  7. After the recovery process is complete, this example resumes replication for the database that was used as part of the recovery process.

    Resume-MailboxDatabaseCopy DB1\EX3
    

For detailed syntax and parameter information, see Suspend-MailboxDatabaseCopy or Resume-MailboxDatabaseCopy.

  1. Optionally (to preserve a lagged copy), make a copy of the database copy and its log files.

    1. This example suspends replication for the lagged copy being activated by using the Suspend-MailboxDatabaseCopy cmdlet.

      Suspend-MailboxDatabaseCopy DB1\EX3 -SuspendComment "Activate lagged copy of DB1 on Server EX3" -Confirm:$false
      
    2. Optionally (to preserve a lagged copy), make a copy of the database copy and its log files.

      NoteNote:
      At this point, continuing to perform this procedure on the existing volume would incur a copy on write performance penalty. If this isn't desirable, you can copy the database and log files to another volume to perform the recovery.
  2. This example activates the lagged mailbox database copy using the Move-ActiveMailboxDatabase cmdlet with the SkipLagChecks parameter.

    Move-ActiveMailboxDatabase DB1 -ActivateOnServer EX3 -SkipLagChecks
    

  1. Optionally (to preserve a lagged copy), take a file system-based (non-Exchange aware) Volume Shadow Copy Service (VSS) snapshot of the volumes containing the database copy and its log files.

    1. This example suspends replication for the lagged copy being activated by using the Suspend-MailboxDatabaseCopy cmdlet.

      Suspend-MailboxDatabaseCopy DB1\EX3 -SuspendComment "Activate lagged copy of DB1 on Server EX3" -Confirm:$false
      
    2. Optionally (to preserve a lagged copy), make a copy of the database copy and its log files.

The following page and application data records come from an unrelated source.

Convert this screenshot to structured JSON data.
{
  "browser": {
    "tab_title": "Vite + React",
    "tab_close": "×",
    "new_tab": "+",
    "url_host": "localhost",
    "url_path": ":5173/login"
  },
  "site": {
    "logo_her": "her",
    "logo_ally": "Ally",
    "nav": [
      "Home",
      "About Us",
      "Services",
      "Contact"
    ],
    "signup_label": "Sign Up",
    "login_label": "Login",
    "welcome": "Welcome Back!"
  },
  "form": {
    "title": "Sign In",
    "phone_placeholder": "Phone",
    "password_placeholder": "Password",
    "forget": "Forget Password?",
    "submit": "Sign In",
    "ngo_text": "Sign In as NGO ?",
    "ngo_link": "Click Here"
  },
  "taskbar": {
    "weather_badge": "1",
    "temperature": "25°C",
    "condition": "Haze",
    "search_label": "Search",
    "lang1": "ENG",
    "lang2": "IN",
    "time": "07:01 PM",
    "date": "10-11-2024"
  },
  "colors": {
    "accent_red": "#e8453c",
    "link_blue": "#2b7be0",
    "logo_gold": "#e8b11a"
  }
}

      NoteNote:
      At this point, continuing to perform this procedure on the existing volume would incur a copy-on-write performance penalty. If this isn't desirable, you can copy the database and log files to another volume to perform the recovery.
  2. Determine the required logs for the lagged database copy by looking for the “Log Required:” value in ESEUTIL database header output

    Eseutil /mh <DBPath> | findstr /c:"Log Required"
    

    Take note of the hexadecimal numbers in parentheses. The first number is the lowest generation required (referred to as LowGeneration), and the second number is the highest generation required (referred to as HighGeneration). Move all log generation files that have a generation sequence greater than HighGeneration to a different location so that they are not replayed into the database.

  3. On the server hosting the active copy of database, either delete the log files for the lagged copy being activated from the active copy, or stop the Microsoft Exchange Replication service.

  4. Perform a database switchover and activate the lagged copy. This example activates the database by using the Move-ActiveMailboxDatabase cmdlet with several parameters.

    Move-ActiveMailboxDatabase DB1 -ActivateOnServer EX3 -MountDialOverride BestEffort -SkipActiveCopyChecks -SkipClientExperienceChecks -SkipHealthChecks -SkipLagChecks
    
  5. At this point, the database will automatically mount and request redelivery of missing messages from SafetyNet.

To verify that you've successfully activated a lagged mailbox database copy, do one of the following:

  • In the EAC, navigate to Servers > Databases. Select the appropriate database, and in the Details pane, click View details to view the database copy properties.

  • In the Shell, run the following command to display status information for a database copy.

    Get-MailboxDatabaseCopyStatus <DatabaseCopyName> | Format-List
    
 
Was this page helpful?
(1500 characters remaining)
Thank you for your feedback
Show:
© 2014 Microsoft